Kingsolver’s conceit brings climate change into the skeptics’ backyard. She invites her readers (and they are legion) to experience the realizations Dellarobia has as she has them, now, in the present. She works from the emotional truth of her character.
Dellarobia has a key insight about climate change while noticing the Confederate flag mudflaps on the trucks in her native Tennessee: it’s all about your tribe. People don’t accept climate change because their own didn’t discover it, and making the changes it implies threatens their way of life. In this way, it shares attitudinal roots with the antebellum South. The cultural schism that gave us the Biblical defense of slavery and the Civil War survives.
As it was with slavery, the attitude toward climate change isn’t merely a value-neutral difference in worldview. In both cases, one worldview is demonstrably wrong. But Kingsolver knows that “once you’re talking identity, you can’t just lecture that out of people. The condescension of outsiders won’t diminish it. That just galvanizes it.”
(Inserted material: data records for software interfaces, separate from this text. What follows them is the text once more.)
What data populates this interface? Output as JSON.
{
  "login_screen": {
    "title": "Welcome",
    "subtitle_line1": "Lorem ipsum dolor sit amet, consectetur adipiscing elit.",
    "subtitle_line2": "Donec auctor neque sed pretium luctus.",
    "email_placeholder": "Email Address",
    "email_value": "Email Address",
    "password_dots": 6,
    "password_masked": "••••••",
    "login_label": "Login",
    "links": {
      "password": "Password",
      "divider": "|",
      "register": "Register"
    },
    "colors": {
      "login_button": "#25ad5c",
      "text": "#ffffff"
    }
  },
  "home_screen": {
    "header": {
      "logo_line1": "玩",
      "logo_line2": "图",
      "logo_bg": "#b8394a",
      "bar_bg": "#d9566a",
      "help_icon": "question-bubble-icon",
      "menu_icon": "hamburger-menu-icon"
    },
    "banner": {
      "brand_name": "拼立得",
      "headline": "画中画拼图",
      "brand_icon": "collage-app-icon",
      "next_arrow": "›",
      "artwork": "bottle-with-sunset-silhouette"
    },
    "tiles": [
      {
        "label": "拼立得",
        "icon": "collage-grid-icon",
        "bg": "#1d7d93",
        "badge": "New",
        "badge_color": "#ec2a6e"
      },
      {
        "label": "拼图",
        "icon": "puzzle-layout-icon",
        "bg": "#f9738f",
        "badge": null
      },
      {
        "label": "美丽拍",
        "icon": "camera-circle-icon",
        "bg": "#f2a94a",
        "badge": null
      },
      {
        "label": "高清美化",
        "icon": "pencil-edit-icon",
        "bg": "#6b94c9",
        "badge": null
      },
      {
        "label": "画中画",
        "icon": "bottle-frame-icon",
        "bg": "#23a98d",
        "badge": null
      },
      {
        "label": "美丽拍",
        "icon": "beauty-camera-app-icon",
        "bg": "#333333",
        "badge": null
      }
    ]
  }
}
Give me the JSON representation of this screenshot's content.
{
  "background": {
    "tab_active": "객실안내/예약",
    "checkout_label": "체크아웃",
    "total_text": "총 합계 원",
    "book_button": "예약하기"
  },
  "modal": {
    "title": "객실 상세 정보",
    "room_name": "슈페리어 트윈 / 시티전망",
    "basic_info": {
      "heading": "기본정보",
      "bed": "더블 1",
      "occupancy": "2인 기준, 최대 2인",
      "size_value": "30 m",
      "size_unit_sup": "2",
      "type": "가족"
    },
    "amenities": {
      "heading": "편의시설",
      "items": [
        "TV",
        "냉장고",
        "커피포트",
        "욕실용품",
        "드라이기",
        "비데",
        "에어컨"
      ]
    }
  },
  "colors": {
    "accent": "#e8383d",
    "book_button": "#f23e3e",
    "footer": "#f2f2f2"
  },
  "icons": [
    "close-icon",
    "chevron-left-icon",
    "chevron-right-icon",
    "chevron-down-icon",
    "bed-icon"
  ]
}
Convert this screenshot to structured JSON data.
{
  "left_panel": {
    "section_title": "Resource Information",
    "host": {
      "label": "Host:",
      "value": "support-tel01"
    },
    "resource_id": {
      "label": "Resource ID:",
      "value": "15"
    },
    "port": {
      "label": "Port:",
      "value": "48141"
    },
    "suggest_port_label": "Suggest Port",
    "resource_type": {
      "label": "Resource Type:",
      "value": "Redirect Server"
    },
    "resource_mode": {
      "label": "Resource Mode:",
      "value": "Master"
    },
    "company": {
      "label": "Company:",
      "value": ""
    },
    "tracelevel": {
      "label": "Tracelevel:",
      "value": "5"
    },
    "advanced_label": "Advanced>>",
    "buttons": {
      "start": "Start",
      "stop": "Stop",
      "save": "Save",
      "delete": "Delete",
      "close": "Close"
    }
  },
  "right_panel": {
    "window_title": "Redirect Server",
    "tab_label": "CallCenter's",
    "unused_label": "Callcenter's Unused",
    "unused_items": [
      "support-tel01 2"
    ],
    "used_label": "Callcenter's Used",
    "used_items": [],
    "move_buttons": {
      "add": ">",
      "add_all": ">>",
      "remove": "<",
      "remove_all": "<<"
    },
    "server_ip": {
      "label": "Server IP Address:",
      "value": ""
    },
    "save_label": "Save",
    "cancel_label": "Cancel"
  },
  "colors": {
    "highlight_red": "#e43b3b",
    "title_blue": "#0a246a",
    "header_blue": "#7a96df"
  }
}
So we’re back to the cultural conundrum: how to break through to a tribe that’s deeply, even religiously, predisposed to a destructive idea? How to break the dynamic that further entrenches them every time the subject comes up? I’m not saying that if we can win the diehard resistors over, everything will be wonderful. There are tremendous risks in instituting the top-down changes required to halt GHG accumulation; we can see them playing out in our reaction to terrorism, where we’ve surrendered civil liberties and handed enormous extra-Constitutional power to the government. But that’s the dilemma. We have nothing but bad choices.